• **YOUR TASK**: When you repeat the listing below, keep every word exactly and leave out each picture.

• **EXERCISE INPUTS**:
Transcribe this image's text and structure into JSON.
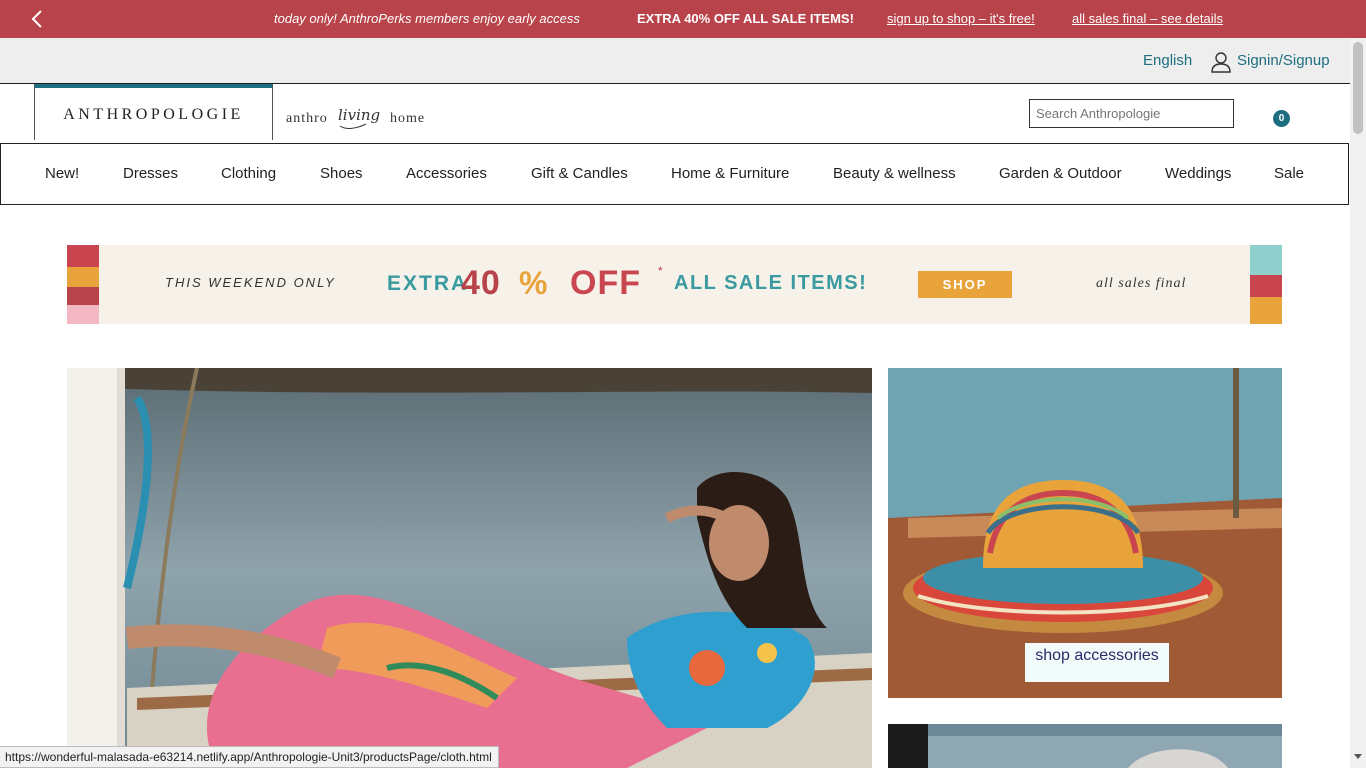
{
  "promo": {
    "message": "today only! AnthroPerks members enjoy early access",
    "headline": "EXTRA 40% OFF ALL SALE ITEMS!",
    "signup_link": "sign up to shop – it's free!",
    "details_link": "all sales final – see details",
    "background": "#b9434a"
  },
  "utility": {
    "language": "English",
    "signin": "Signin/Signup"
  },
  "header": {
    "brand": "ANTHROPOLOGIE",
    "living_logo": {
      "left": "anthro",
      "script": "living",
      "right": "home"
    },
    "search_placeholder": "Search Anthropologie",
    "cart_count": "0",
    "accent": "#1d6f80"
  },
  "nav": {
    "items": [
      "New!",
      "Dresses",
      "Clothing",
      "Shoes",
      "Accessories",
      "Gift & Candles",
      "Home & Furniture",
      "Beauty & wellness",
      "Garden & Outdoor",
      "Weddings",
      "Sale"
    ]
  },
  "banner": {
    "weekend": "THIS WEEKEND ONLY",
    "extra": "EXTRA",
    "forty": "40",
    "percent": "%",
    "off": "OFF",
    "asterisk": "*",
    "all_sale": "ALL SALE ITEMS!",
    "shop": "SHOP",
    "final": "all sales final"
  },
  "promos": {
    "shop_accessories": "shop accessories"
  },
  "status_url": "https://wonderful-malasada-e63214.netlify.app/Anthropologie-Unit3/productsPage/cloth.html"
}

• **ANSWER BELOW**:
Transcribe this image's text and structure into JSON.
{
  "promo": {
    "message": "today only! AnthroPerks members enjoy early access",
    "headline": "EXTRA 40% OFF ALL SALE ITEMS!",
    "signup_link": "sign up to shop – it's free!",
    "details_link": "all sales final – see details",
    "background": "#b9434a"
  },
  "utility": {
    "language": "English",
    "signin": "Signin/Signup"
  },
  "header": {
    "brand": "ANTHROPOLOGIE",
    "living_logo": {
      "left": "anthro",
      "script": "living",
      "right": "home"
    },
    "search_placeholder": "Search Anthropologie",
    "cart_count": "0",
    "accent": "#1d6f80"
  },
  "nav": {
    "items": [
      "New!",
      "Dresses",
      "Clothing",
      "Shoes",
      "Accessories",
      "Gift & Candles",
      "Home & Furniture",
      "Beauty & wellness",
      "Garden & Outdoor",
      "Weddings",
      "Sale"
    ]
  },
  "banner": {
    "weekend": "THIS WEEKEND ONLY",
    "extra": "EXTRA",
    "forty": "40",
    "percent": "%",
    "off": "OFF",
    "asterisk": "*",
    "all_sale": "ALL SALE ITEMS!",
    "shop": "SHOP",
    "final": "all sales final"
  },
  "promos": {
    "shop_accessories": "shop accessories"
  },
  "status_url": "https://wonderful-malasada-e63214.netlify.app/Anthropologie-Unit3/productsPage/cloth.html"
}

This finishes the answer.